  1. pauljmartin2014 says:

    Bravo, Trevor!

  2. bassey355 says:

    So the nastiness of elections has begun! Well done Trevor in highlighting this. If ministers think that when 83% reached level 4 in reading, 79% in maths and 71% in writing this equates to “one in three children left primary school unable to read, write and add up properly” then we have to challenge their own ability at mathematics!

  3. John says:

    “If ministers think that when 83% reached level 4 in reading, 79% in maths and 71% in writing this equates to “one in three children left primary school unable to read, write and add up properly” then we have to challenge their own ability at mathematics!”

    It probably means at least that. At a minimum, 29% are unable to do all three of those things to level 4 standard. If any of the 71% who did meet the standard in writing are among the 17% and 21% who didn’t in reading and maths, that number will be higher. It’s entirely plausible that it could be 33% or more.

  4. terryloane says:

    As you say, bassey355, the pre-election nastiness has certainly begun.
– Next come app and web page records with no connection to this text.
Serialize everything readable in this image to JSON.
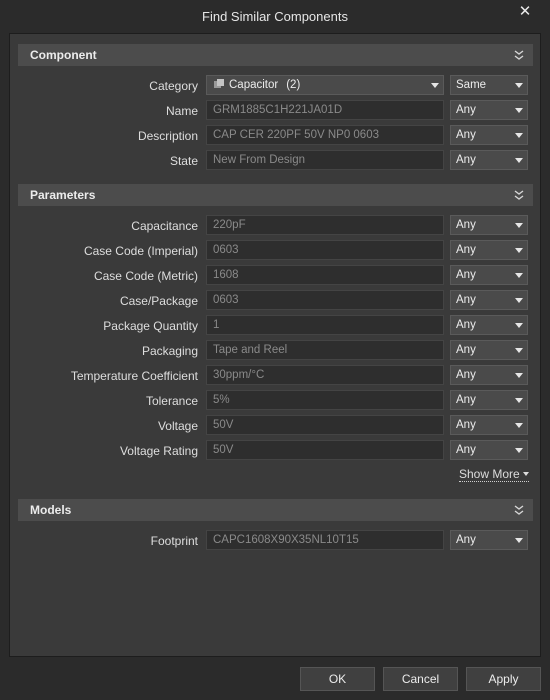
{
  "window": {
    "title": "Find Similar Components"
  },
  "sections": {
    "component": "Component",
    "parameters": "Parameters",
    "models": "Models"
  },
  "component_rows": [
    {
      "label": "Category",
      "value": "Capacitor",
      "count": "(2)",
      "match": "Same"
    },
    {
      "label": "Name",
      "value": "GRM1885C1H221JA01D",
      "match": "Any"
    },
    {
      "label": "Description",
      "value": "CAP CER 220PF 50V NP0 0603",
      "match": "Any"
    },
    {
      "label": "State",
      "value": "New From Design",
      "match": "Any"
    }
  ],
  "parameter_rows": [
    {
      "label": "Capacitance",
      "value": "220pF",
      "match": "Any"
    },
    {
      "label": "Case Code (Imperial)",
      "value": "0603",
      "match": "Any"
    },
    {
      "label": "Case Code (Metric)",
      "value": "1608",
      "match": "Any"
    },
    {
      "label": "Case/Package",
      "value": "0603",
      "match": "Any"
    },
    {
      "label": "Package Quantity",
      "value": "1",
      "match": "Any"
    },
    {
      "label": "Packaging",
      "value": "Tape and Reel",
      "match": "Any"
    },
    {
      "label": "Temperature Coefficient",
      "value": "30ppm/°C",
      "match": "Any"
    },
    {
      "label": "Tolerance",
      "value": "5%",
      "match": "Any"
    },
    {
      "label": "Voltage",
      "value": "50V",
      "match": "Any"
    },
    {
      "label": "Voltage Rating",
      "value": "50V",
      "match": "Any"
    }
  ],
  "show_more": "Show More",
  "model_rows": [
    {
      "label": "Footprint",
      "value": "CAPC1608X90X35NL10T15",
      "match": "Any"
    }
  ],
  "buttons": {
    "ok": "OK",
    "cancel": "Cancel",
    "apply": "Apply"
  },
  "colors": {
    "background": "#2b2b2b",
    "panel": "#3a3a3a",
    "section_header": "#4c4c4c"
  }
}
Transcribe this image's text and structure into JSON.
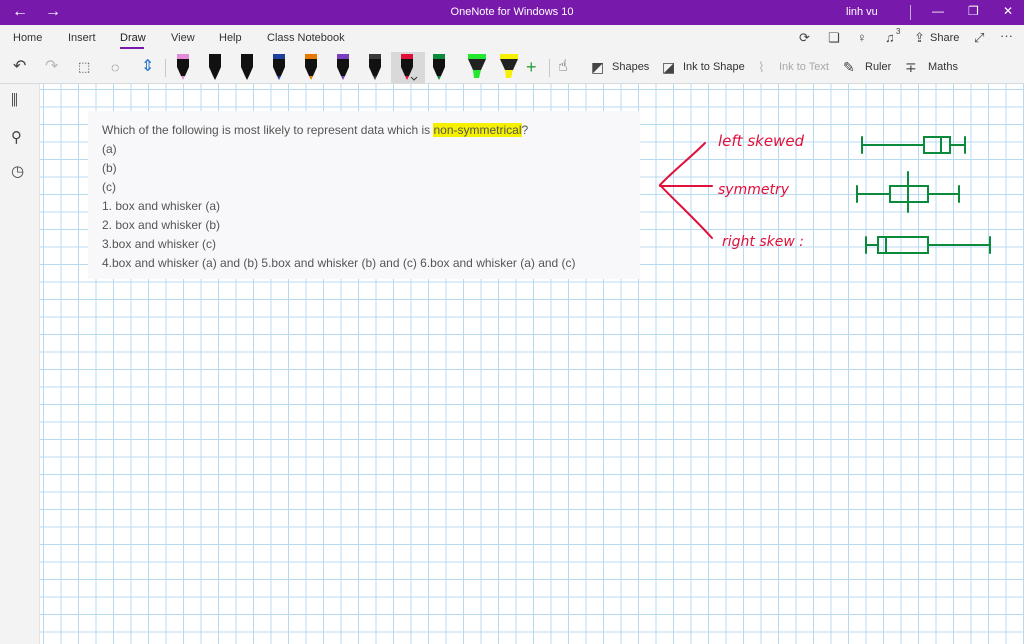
{
  "titlebar": {
    "title": "OneNote for Windows 10",
    "user": "linh vu",
    "back": "←",
    "forward": "→",
    "minimize": "—",
    "restore": "❐",
    "close": "✕"
  },
  "menu": {
    "home": "Home",
    "insert": "Insert",
    "draw": "Draw",
    "view": "View",
    "help": "Help",
    "class_notebook": "Class Notebook",
    "share": "Share",
    "more": "···"
  },
  "toolbar": {
    "shapes": "Shapes",
    "ink_to_shape": "Ink to Shape",
    "ink_to_text": "Ink to Text",
    "ruler": "Ruler",
    "maths": "Maths",
    "add_pen": "+",
    "pens": [
      {
        "name": "pen-pink",
        "color": "#e38ad9",
        "type": "pen"
      },
      {
        "name": "pen-black-1",
        "color": "#111111",
        "type": "pen"
      },
      {
        "name": "pen-black-2",
        "color": "#111111",
        "type": "pen"
      },
      {
        "name": "pen-blue",
        "color": "#1f3f9f",
        "type": "pen"
      },
      {
        "name": "pen-orange",
        "color": "#e67a00",
        "type": "pen"
      },
      {
        "name": "pen-purple",
        "color": "#7a3fbf",
        "type": "pen"
      },
      {
        "name": "pen-dark",
        "color": "#3a3a3a",
        "type": "pen"
      },
      {
        "name": "pen-red",
        "color": "#e0103a",
        "type": "pen"
      },
      {
        "name": "pen-green",
        "color": "#0c8a3c",
        "type": "pen"
      },
      {
        "name": "highlighter-green",
        "color": "#23e82f",
        "type": "highlighter"
      },
      {
        "name": "highlighter-yellow",
        "color": "#f5f000",
        "type": "highlighter"
      },
      {
        "name": "highlighter-pink",
        "color": "#ea3fd8",
        "type": "highlighter"
      }
    ]
  },
  "question": {
    "prefix": "Which of the following is most likely to represent data which is ",
    "highlighted": "non-symmetrical",
    "suffix": "?",
    "lines": [
      "(a)",
      "(b)",
      "(c)",
      "1. box and whisker (a)",
      "2. box and whisker (b)",
      "3.box and whisker (c)",
      "4.box and whisker (a) and (b) 5.box and whisker (b) and (c) 6.box and whisker (a) and (c)"
    ]
  },
  "ink": {
    "label_left": "left skewed",
    "label_sym": "symmetry",
    "label_right": "right skew :",
    "red_color": "#e0103a",
    "green_color": "#0c8a3c"
  },
  "notification_count": "3"
}
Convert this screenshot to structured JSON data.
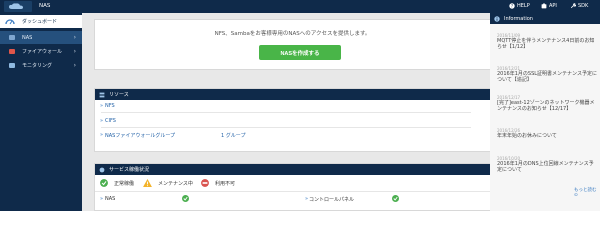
{
  "header": {
    "title": "NAS",
    "help": "HELP",
    "api": "API",
    "sdk": "SDK"
  },
  "sidebar": {
    "dashboard": "ダッシュボード",
    "items": [
      {
        "label": "NAS"
      },
      {
        "label": "ファイアウォール"
      },
      {
        "label": "モニタリング"
      }
    ]
  },
  "banner": {
    "message": "NFS、Sambaをお客様専用のNASへのアクセスを提供します。",
    "button": "NASを作成する"
  },
  "resources": {
    "title": "リソース",
    "items": [
      "NFS",
      "CIFS",
      "NASファイアウォールグループ"
    ],
    "group_count": "1 グループ"
  },
  "service_status": {
    "title": "サービス稼働状況",
    "legend": [
      {
        "label": "正常稼働",
        "icon": "check-icon",
        "color": "#4caf50"
      },
      {
        "label": "メンテナンス中",
        "icon": "warning-icon",
        "color": "#f3b32a"
      },
      {
        "label": "利用不可",
        "icon": "stop-icon",
        "color": "#d9534f"
      }
    ],
    "services": [
      {
        "label": "NAS",
        "status": "ok"
      },
      {
        "label": "コントロールパネル",
        "status": "ok"
      }
    ]
  },
  "information": {
    "title": "Information",
    "news": [
      {
        "date": "2016/11/09",
        "title": "MQTT停止を伴うメンテナンス4日前のお知らせ【1/12】"
      },
      {
        "date": "2016/12/21",
        "title": "2016年1月のSSL証明書メンテナンス予定について【追記】"
      },
      {
        "date": "2016/12/17",
        "title": "[完了]east-12ゾーンのネットワーク機器メンテナンスのお知らせ【12/17】"
      },
      {
        "date": "2016/12/26",
        "title": "年末年始のお休みについて"
      },
      {
        "date": "2016/10/20",
        "title": "2016年1月のDNS上位回線メンテナンス予定について"
      }
    ],
    "more": "もっと読む"
  },
  "colors": {
    "navy": "#0f2a4a",
    "green": "#49b548",
    "accent": "#3b7cc2"
  }
}
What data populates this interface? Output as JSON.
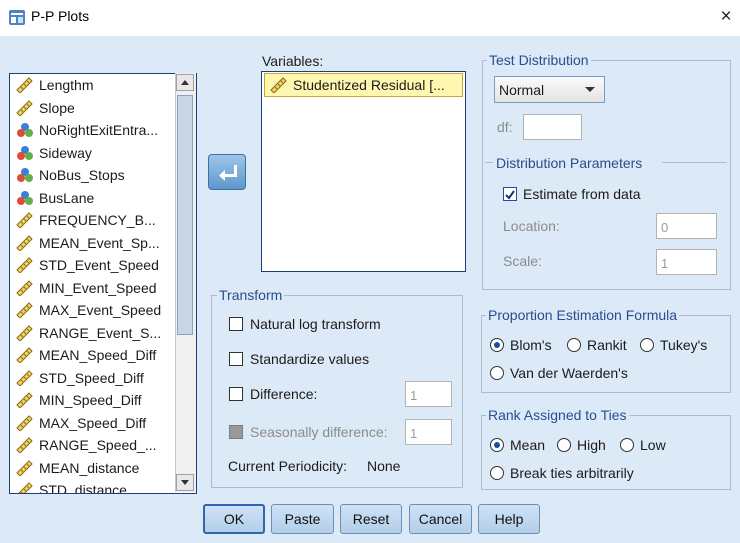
{
  "window": {
    "title": "P-P Plots",
    "close_glyph": "×"
  },
  "source_list": {
    "items": [
      {
        "label": "Lengthm",
        "icon": "ruler-icon"
      },
      {
        "label": "Slope",
        "icon": "ruler-icon"
      },
      {
        "label": "NoRightExitEntra...",
        "icon": "nominal-icon"
      },
      {
        "label": "Sideway",
        "icon": "nominal-icon"
      },
      {
        "label": "NoBus_Stops",
        "icon": "nominal-icon"
      },
      {
        "label": "BusLane",
        "icon": "nominal-icon"
      },
      {
        "label": "FREQUENCY_B...",
        "icon": "ruler-icon"
      },
      {
        "label": "MEAN_Event_Sp...",
        "icon": "ruler-icon"
      },
      {
        "label": "STD_Event_Speed",
        "icon": "ruler-icon"
      },
      {
        "label": "MIN_Event_Speed",
        "icon": "ruler-icon"
      },
      {
        "label": "MAX_Event_Speed",
        "icon": "ruler-icon"
      },
      {
        "label": "RANGE_Event_S...",
        "icon": "ruler-icon"
      },
      {
        "label": "MEAN_Speed_Diff",
        "icon": "ruler-icon"
      },
      {
        "label": "STD_Speed_Diff",
        "icon": "ruler-icon"
      },
      {
        "label": "MIN_Speed_Diff",
        "icon": "ruler-icon"
      },
      {
        "label": "MAX_Speed_Diff",
        "icon": "ruler-icon"
      },
      {
        "label": "RANGE_Speed_...",
        "icon": "ruler-icon"
      },
      {
        "label": "MEAN_distance",
        "icon": "ruler-icon"
      },
      {
        "label": "STD_distance",
        "icon": "ruler-icon"
      }
    ]
  },
  "variables": {
    "label": "Variables:",
    "items": [
      {
        "label": "Studentized Residual [...",
        "icon": "ruler-icon"
      }
    ]
  },
  "test_distribution": {
    "title": "Test Distribution",
    "selected": "Normal",
    "df_label": "df:",
    "df_value": "",
    "params_title": "Distribution Parameters",
    "estimate_label": "Estimate from data",
    "estimate_checked": true,
    "location_label": "Location:",
    "location_value": "0",
    "scale_label": "Scale:",
    "scale_value": "1"
  },
  "transform": {
    "title": "Transform",
    "natural_log": "Natural log transform",
    "standardize": "Standardize values",
    "difference": "Difference:",
    "difference_value": "1",
    "seasonal": "Seasonally difference:",
    "seasonal_value": "1",
    "periodicity_label": "Current Periodicity:",
    "periodicity_value": "None"
  },
  "proportion": {
    "title": "Proportion Estimation Formula",
    "options": [
      "Blom's",
      "Rankit",
      "Tukey's",
      "Van der Waerden's"
    ],
    "selected": "Blom's"
  },
  "ties": {
    "title": "Rank Assigned to Ties",
    "options": [
      "Mean",
      "High",
      "Low",
      "Break ties arbitrarily"
    ],
    "selected": "Mean"
  },
  "buttons": {
    "ok": "OK",
    "paste": "Paste",
    "reset": "Reset",
    "cancel": "Cancel",
    "help": "Help"
  },
  "colors": {
    "client_bg": "#dce9f6",
    "group_title": "#2a4d8f",
    "accent": "#2f66b0",
    "selected_var_bg": "#fff7b0"
  }
}
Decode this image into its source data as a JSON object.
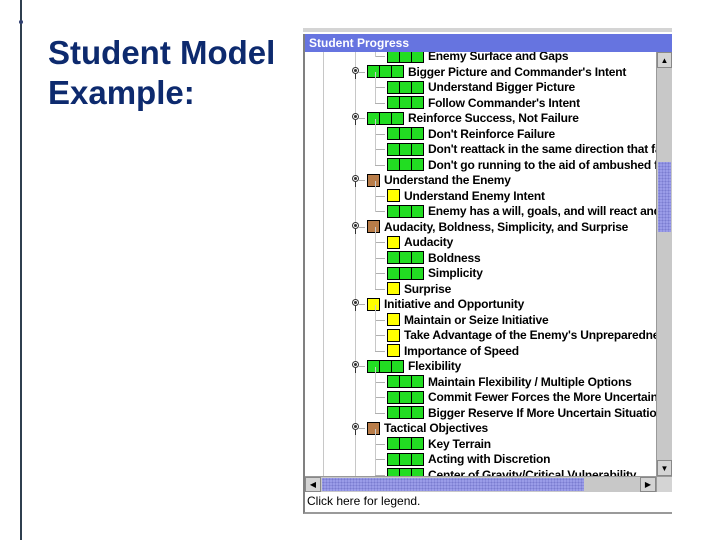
{
  "slide": {
    "title_line1": "Student Model",
    "title_line2": "Example:"
  },
  "panel": {
    "title": "Student Progress",
    "status_text": "Click here for legend.",
    "legend_colors": {
      "mastered": "#22dd22",
      "partial": "#ffff00",
      "not_started": "#b87c48",
      "titlebar": "#6674e0"
    },
    "tree": [
      {
        "label": "Enemy Surface and Gaps",
        "level": 2,
        "status": "mastered",
        "expandable": false
      },
      {
        "label": "Bigger Picture and Commander's Intent",
        "level": 1,
        "status": "mastered",
        "expandable": true
      },
      {
        "label": "Understand Bigger Picture",
        "level": 2,
        "status": "mastered",
        "expandable": false
      },
      {
        "label": "Follow Commander's Intent",
        "level": 2,
        "status": "mastered",
        "expandable": false
      },
      {
        "label": "Reinforce Success, Not Failure",
        "level": 1,
        "status": "mastered",
        "expandable": true
      },
      {
        "label": "Don't Reinforce Failure",
        "level": 2,
        "status": "mastered",
        "expandable": false
      },
      {
        "label": "Don't reattack in the same direction that fa",
        "level": 2,
        "status": "mastered",
        "expandable": false
      },
      {
        "label": "Don't go running to the aid of ambushed fo",
        "level": 2,
        "status": "mastered",
        "expandable": false
      },
      {
        "label": "Understand the Enemy",
        "level": 1,
        "status": "not_started",
        "expandable": true
      },
      {
        "label": "Understand Enemy Intent",
        "level": 2,
        "status": "partial",
        "expandable": false
      },
      {
        "label": "Enemy has a will, goals, and will react and",
        "level": 2,
        "status": "mastered",
        "expandable": false
      },
      {
        "label": "Audacity, Boldness, Simplicity, and Surprise",
        "level": 1,
        "status": "not_started",
        "expandable": true
      },
      {
        "label": "Audacity",
        "level": 2,
        "status": "partial",
        "expandable": false
      },
      {
        "label": "Boldness",
        "level": 2,
        "status": "mastered",
        "expandable": false
      },
      {
        "label": "Simplicity",
        "level": 2,
        "status": "mastered",
        "expandable": false
      },
      {
        "label": "Surprise",
        "level": 2,
        "status": "partial",
        "expandable": false
      },
      {
        "label": "Initiative and Opportunity",
        "level": 1,
        "status": "partial",
        "expandable": true
      },
      {
        "label": "Maintain or Seize Initiative",
        "level": 2,
        "status": "partial",
        "expandable": false
      },
      {
        "label": "Take Advantage of the Enemy's Unpreparedne",
        "level": 2,
        "status": "partial",
        "expandable": false
      },
      {
        "label": "Importance of Speed",
        "level": 2,
        "status": "partial",
        "expandable": false
      },
      {
        "label": "Flexibility",
        "level": 1,
        "status": "mastered",
        "expandable": true
      },
      {
        "label": "Maintain Flexibility / Multiple Options",
        "level": 2,
        "status": "mastered",
        "expandable": false
      },
      {
        "label": "Commit Fewer Forces the More Uncertain t",
        "level": 2,
        "status": "mastered",
        "expandable": false
      },
      {
        "label": "Bigger Reserve If More Uncertain Situation",
        "level": 2,
        "status": "mastered",
        "expandable": false
      },
      {
        "label": "Tactical Objectives",
        "level": 1,
        "status": "not_started",
        "expandable": true
      },
      {
        "label": "Key Terrain",
        "level": 2,
        "status": "mastered",
        "expandable": false
      },
      {
        "label": "Acting with Discretion",
        "level": 2,
        "status": "mastered",
        "expandable": false
      },
      {
        "label": "Center of Gravity/Critical Vulnerability",
        "level": 2,
        "status": "mastered",
        "expandable": false
      }
    ],
    "scrollbars": {
      "up_icon": "▲",
      "down_icon": "▼",
      "left_icon": "◀",
      "right_icon": "▶"
    }
  }
}
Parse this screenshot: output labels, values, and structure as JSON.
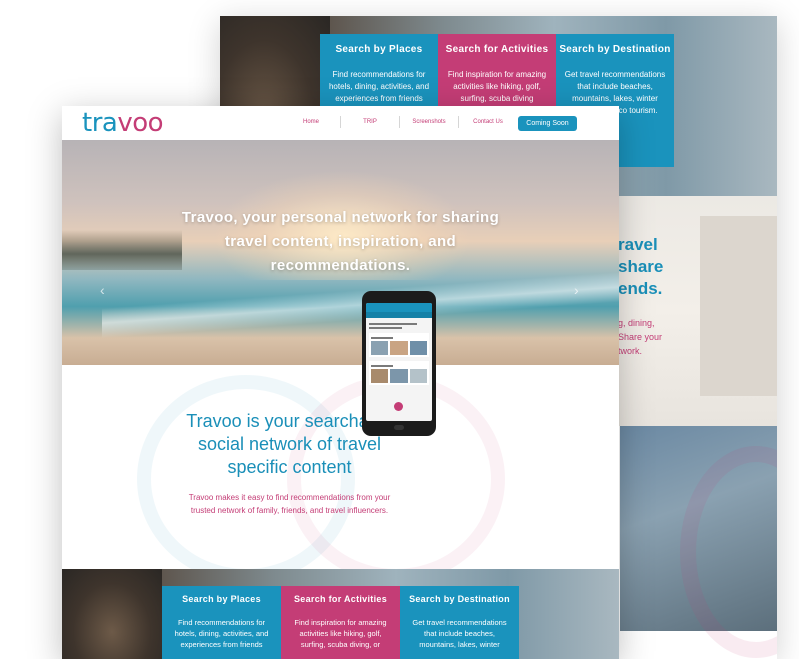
{
  "back": {
    "cards": [
      {
        "title": "Search by Places",
        "desc": "Find recommendations for hotels, dining, activities, and experiences from friends",
        "color": "#1a93bd"
      },
      {
        "title": "Search for Activities",
        "desc": "Find inspiration for amazing activities like hiking, golf, surfing, scuba diving",
        "color": "#c43d76"
      },
      {
        "title": "Search by Destination",
        "desc": "Get travel recommendations that include beaches, mountains, lakes, winter sports, and eco tourism.",
        "color": "#1a93bd"
      }
    ],
    "partial_title": "ravel\nshare\nends.",
    "partial_sub": "g, dining,\nShare your\ntwork."
  },
  "nav": {
    "logo_part1": "tra",
    "logo_part2": "voo",
    "items": [
      "Home",
      "TRIP",
      "Screenshots",
      "Contact Us"
    ],
    "cta": "Coming Soon"
  },
  "hero": {
    "headline": "Travoo, your personal network for sharing travel content, inspiration, and recommendations.",
    "prev_icon": "‹",
    "next_icon": "›"
  },
  "social": {
    "title": "Travoo is your searchable social network of travel specific content",
    "subtitle": "Travoo makes it easy to find  recommendations from your trusted network of family, friends, and travel influencers."
  },
  "features": [
    {
      "title": "Search by Places",
      "desc": "Find recommendations for hotels, dining, activities, and experiences from friends",
      "color": "#1a93bd"
    },
    {
      "title": "Search for Activities",
      "desc": "Find inspiration for amazing activities like hiking, golf, surfing, scuba diving, or",
      "color": "#c43d76"
    },
    {
      "title": "Search by Destination",
      "desc": "Get travel recommendations that include beaches, mountains, lakes, winter",
      "color": "#1a93bd"
    }
  ],
  "colors": {
    "brand_blue": "#1a93bd",
    "brand_pink": "#c43d76"
  }
}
And of course if an untruth is repeated often enough, and by different members of the same political party/propaganda group, it can become an accepted fact – Orwellian indeed, Trevor.

    But there is something else really important and disturbing going on here that goes beyond mere pre-election politicking. Every time a politician, or an educator, bangs on about literacy and numeracy, they are reinforcing a dangerous message. They are reinforcing the notion that the only thing that really matters in education is ‘writing, reading and arithmetic’. And if you combine this narrow vision with the dominant mendacious narrative of ‘austerity’, then you make it all too easy for the public to accept a hollowed out, shrivelled up curriculum – Gradgrind for the 21st century. And if, as Trevor reminds us, heads feel they will be sacked if the 3Rs test results aren’t high enough, then it is inevitable that music, the arts, engagement and joy will all be given a low priority.

    Ken Robinson had the courage to say last year that dance and mathematics were equally important and should be given equal time in schools (https://www.tes.co.uk/article.aspx?storyCode=6439343 ). “You live in your body all day long… Very few people, after school, use calculus or algebra.” And interestingly there is evidence that schools that help to develop children musically have better results with language and maths (Kelstrom, J. M. (1998). The untapped power of music: Its role in the curriculum and its effect on academic achievement. NASSP Bulletin, 82: http://bul.sagepub.com/content/82/597/34 ). So maybe the less we obsess about ‘literacy and numeracy’ the better children will become at language and maths.

    We need the courage to stop talking about literacy and numeracy and start talking about the importance of ensuring that each of us, children and adults alike, have access to rich educational opportunities. We all deserve education for creativity, education for democracy, education for personal and societal flourishing.